* _Brief_: Among the entries, find the lines with the string "icon" and report them.

(Page and application data records)
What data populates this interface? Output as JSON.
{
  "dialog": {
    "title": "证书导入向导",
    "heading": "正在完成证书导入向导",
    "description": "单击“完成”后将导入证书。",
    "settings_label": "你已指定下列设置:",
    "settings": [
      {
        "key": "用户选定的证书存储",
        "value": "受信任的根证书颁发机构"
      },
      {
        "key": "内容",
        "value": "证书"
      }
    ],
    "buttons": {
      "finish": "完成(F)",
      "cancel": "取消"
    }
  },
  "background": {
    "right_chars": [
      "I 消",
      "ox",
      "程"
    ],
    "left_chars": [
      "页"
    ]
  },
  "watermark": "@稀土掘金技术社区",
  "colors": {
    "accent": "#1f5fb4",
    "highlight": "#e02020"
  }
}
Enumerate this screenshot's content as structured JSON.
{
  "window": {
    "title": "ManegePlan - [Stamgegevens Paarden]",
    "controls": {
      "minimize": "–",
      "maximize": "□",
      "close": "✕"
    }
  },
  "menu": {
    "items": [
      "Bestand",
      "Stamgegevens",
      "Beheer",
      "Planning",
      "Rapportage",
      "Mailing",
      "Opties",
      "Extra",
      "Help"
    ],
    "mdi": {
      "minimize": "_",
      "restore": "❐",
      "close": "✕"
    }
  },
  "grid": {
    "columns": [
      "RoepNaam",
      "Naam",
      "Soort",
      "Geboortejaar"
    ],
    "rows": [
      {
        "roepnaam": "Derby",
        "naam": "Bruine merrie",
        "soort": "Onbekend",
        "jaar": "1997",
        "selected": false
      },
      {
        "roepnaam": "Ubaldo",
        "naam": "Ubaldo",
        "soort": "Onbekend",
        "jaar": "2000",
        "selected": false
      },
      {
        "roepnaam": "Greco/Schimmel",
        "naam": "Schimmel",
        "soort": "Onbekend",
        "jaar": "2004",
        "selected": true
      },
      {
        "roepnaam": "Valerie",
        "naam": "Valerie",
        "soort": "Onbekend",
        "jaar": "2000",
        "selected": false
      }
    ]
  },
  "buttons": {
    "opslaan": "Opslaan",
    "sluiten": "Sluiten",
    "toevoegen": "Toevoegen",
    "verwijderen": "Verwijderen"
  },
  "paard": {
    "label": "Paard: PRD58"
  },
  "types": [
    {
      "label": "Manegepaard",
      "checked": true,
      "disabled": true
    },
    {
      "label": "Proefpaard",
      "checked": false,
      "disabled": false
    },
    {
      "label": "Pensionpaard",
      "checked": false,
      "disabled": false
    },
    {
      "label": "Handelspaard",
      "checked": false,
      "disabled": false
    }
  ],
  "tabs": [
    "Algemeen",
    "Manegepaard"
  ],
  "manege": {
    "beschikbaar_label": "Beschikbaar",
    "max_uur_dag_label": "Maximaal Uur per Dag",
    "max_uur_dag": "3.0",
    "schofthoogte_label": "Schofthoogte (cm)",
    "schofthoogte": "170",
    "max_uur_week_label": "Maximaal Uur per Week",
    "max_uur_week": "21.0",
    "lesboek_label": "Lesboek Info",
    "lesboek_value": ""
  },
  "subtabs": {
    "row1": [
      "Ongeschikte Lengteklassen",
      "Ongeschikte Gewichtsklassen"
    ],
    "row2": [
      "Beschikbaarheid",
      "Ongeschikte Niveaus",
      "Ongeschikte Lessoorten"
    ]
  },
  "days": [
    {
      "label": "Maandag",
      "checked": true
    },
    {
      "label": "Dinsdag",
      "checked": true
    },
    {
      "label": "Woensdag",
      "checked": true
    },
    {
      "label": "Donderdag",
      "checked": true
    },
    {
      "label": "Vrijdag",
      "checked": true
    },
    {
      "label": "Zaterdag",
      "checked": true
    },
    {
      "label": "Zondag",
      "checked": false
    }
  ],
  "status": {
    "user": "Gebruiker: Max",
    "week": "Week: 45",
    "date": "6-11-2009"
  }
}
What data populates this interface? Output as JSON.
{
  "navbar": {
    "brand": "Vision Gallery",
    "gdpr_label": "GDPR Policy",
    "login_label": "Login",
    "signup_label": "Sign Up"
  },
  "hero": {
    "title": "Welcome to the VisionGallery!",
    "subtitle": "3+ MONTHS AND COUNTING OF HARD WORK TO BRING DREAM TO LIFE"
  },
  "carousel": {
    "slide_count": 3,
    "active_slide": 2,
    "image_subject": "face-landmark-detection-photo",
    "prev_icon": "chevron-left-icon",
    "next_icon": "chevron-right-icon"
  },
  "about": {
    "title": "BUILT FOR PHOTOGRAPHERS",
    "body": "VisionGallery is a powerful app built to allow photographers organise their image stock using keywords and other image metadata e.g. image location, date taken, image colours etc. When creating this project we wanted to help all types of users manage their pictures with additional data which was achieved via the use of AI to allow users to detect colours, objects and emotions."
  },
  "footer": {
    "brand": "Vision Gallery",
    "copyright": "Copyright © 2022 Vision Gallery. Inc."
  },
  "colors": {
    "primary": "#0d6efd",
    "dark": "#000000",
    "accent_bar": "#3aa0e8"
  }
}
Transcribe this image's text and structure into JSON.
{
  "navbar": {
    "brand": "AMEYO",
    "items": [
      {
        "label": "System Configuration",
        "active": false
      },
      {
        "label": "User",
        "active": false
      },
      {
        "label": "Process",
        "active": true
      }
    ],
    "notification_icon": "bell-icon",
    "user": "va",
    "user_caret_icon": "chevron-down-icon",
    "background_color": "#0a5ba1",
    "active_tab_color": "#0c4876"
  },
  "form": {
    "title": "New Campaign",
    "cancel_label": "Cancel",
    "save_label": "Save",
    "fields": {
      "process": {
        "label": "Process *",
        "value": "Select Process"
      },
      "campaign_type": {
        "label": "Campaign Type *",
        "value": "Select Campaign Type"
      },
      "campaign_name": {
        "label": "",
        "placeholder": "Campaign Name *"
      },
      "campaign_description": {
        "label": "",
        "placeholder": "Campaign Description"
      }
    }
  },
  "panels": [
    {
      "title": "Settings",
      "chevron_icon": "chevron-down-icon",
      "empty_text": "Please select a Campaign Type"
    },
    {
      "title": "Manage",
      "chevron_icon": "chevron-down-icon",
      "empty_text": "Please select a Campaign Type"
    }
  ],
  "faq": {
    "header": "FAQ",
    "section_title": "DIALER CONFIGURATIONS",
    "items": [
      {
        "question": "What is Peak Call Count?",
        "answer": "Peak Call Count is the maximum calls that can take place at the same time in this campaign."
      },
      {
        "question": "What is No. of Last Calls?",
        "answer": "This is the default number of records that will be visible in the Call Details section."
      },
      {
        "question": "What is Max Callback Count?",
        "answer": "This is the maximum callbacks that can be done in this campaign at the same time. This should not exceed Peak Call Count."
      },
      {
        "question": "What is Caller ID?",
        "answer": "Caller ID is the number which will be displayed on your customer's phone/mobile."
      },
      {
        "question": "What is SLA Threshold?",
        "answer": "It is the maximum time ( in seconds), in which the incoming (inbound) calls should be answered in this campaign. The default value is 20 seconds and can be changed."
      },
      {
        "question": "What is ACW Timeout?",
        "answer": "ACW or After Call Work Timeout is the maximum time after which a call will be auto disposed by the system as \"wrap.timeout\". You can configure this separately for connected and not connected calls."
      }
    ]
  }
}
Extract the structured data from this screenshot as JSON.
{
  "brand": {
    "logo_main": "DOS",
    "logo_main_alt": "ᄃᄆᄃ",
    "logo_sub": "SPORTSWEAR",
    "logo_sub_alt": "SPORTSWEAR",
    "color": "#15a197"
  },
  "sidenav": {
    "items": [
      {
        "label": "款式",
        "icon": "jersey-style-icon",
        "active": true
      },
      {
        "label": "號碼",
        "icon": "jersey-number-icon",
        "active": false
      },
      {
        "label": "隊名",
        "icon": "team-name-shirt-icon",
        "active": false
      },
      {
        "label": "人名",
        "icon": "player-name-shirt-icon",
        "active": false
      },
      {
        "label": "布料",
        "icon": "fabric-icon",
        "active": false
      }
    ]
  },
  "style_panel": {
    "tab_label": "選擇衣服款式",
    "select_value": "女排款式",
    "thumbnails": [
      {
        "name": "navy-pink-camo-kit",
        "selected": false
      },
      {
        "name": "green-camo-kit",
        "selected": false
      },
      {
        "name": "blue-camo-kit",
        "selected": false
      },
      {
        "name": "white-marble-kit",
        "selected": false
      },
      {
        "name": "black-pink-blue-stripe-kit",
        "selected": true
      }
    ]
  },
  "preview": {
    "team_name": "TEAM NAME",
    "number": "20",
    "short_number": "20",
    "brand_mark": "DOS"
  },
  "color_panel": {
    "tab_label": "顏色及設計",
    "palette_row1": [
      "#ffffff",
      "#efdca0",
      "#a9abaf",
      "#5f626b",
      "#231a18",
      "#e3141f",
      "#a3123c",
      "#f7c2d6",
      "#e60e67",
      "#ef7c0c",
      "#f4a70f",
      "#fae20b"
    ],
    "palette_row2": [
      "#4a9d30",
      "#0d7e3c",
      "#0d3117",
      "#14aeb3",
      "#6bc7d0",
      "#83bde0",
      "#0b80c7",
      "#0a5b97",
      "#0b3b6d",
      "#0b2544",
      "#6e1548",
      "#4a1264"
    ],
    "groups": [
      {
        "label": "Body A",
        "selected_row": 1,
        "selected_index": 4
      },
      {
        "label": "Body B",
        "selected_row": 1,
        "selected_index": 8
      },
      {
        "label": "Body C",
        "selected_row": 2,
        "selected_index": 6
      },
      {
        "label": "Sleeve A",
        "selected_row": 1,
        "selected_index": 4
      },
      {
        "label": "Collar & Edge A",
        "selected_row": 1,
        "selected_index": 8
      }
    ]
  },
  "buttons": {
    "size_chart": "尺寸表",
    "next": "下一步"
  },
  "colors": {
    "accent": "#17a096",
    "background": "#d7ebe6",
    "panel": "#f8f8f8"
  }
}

* _Task answer_:
    "prev_icon": "chevron-left-icon",
    "next_icon": "chevron-right-icon"
    "notification_icon": "bell-icon",
    "user_caret_icon": "chevron-down-icon",
      "chevron_icon": "chevron-down-icon",
      "chevron_icon": "chevron-down-icon",
        "icon": "jersey-style-icon",
        "icon": "jersey-number-icon",
        "icon": "team-name-shirt-icon",
        "icon": "player-name-shirt-icon",
        "icon": "fabric-icon",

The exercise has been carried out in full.